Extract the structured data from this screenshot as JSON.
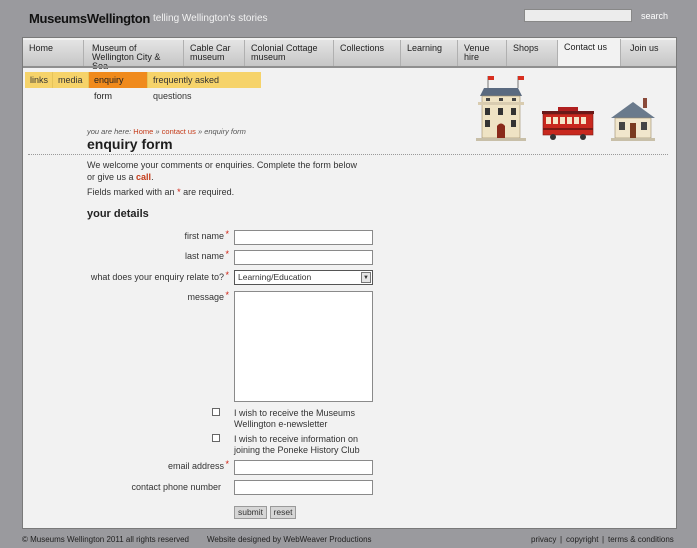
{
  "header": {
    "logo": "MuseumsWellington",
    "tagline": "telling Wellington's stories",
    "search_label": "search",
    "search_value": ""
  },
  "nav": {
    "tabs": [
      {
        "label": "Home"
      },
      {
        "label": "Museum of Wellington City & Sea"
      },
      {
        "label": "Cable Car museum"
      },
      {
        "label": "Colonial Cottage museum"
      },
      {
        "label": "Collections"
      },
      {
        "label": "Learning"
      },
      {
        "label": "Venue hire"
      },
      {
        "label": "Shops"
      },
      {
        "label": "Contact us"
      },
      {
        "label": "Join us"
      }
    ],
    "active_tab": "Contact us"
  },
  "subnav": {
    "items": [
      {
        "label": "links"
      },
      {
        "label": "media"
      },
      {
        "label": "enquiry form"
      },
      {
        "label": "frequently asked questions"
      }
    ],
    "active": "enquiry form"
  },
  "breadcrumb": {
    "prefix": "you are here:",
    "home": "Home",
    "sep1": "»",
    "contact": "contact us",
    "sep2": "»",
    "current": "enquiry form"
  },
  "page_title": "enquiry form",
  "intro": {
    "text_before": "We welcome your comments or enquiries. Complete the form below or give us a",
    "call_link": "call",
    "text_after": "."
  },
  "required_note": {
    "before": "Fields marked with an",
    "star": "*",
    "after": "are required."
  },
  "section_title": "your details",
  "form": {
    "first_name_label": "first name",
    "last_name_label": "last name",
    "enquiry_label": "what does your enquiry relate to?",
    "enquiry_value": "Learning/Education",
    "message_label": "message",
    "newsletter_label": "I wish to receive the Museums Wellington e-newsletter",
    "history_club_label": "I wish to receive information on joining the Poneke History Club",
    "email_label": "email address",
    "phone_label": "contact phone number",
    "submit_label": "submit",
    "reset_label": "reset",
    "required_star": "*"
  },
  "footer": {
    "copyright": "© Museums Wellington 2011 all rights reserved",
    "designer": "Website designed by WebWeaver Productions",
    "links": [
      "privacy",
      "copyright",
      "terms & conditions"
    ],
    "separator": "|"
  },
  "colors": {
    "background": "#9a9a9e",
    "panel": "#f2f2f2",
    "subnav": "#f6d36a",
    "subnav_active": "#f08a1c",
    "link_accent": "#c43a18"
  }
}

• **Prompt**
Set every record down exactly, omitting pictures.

• **Response to the exercise**
Extract the structured data from this screenshot as JSON.
{
  "header": {
    "logo": "MuseumsWellington",
    "tagline": "telling Wellington's stories",
    "search_label": "search",
    "search_value": ""
  },
  "nav": {
    "tabs": [
      {
        "label": "Home"
      },
      {
        "label": "Museum of Wellington City & Sea"
      },
      {
        "label": "Cable Car museum"
      },
      {
        "label": "Colonial Cottage museum"
      },
      {
        "label": "Collections"
      },
      {
        "label": "Learning"
      },
      {
        "label": "Venue hire"
      },
      {
        "label": "Shops"
      },
      {
        "label": "Contact us"
      },
      {
        "label": "Join us"
      }
    ],
    "active_tab": "Contact us"
  },
  "subnav": {
    "items": [
      {
        "label": "links"
      },
      {
        "label": "media"
      },
      {
        "label": "enquiry form"
      },
      {
        "label": "frequently asked questions"
      }
    ],
    "active": "enquiry form"
  },
  "breadcrumb": {
    "prefix": "you are here:",
    "home": "Home",
    "sep1": "»",
    "contact": "contact us",
    "sep2": "»",
    "current": "enquiry form"
  },
  "page_title": "enquiry form",
  "intro": {
    "text_before": "We welcome your comments or enquiries. Complete the form below or give us a",
    "call_link": "call",
    "text_after": "."
  },
  "required_note": {
    "before": "Fields marked with an",
    "star": "*",
    "after": "are required."
  },
  "section_title": "your details",
  "form": {
    "first_name_label": "first name",
    "last_name_label": "last name",
    "enquiry_label": "what does your enquiry relate to?",
    "enquiry_value": "Learning/Education",
    "message_label": "message",
    "newsletter_label": "I wish to receive the Museums Wellington e-newsletter",
    "history_club_label": "I wish to receive information on joining the Poneke History Club",
    "email_label": "email address",
    "phone_label": "contact phone number",
    "submit_label": "submit",
    "reset_label": "reset",
    "required_star": "*"
  },
  "footer": {
    "copyright": "© Museums Wellington 2011 all rights reserved",
    "designer": "Website designed by WebWeaver Productions",
    "links": [
      "privacy",
      "copyright",
      "terms & conditions"
    ],
    "separator": "|"
  },
  "colors": {
    "background": "#9a9a9e",
    "panel": "#f2f2f2",
    "subnav": "#f6d36a",
    "subnav_active": "#f08a1c",
    "link_accent": "#c43a18"
  }
}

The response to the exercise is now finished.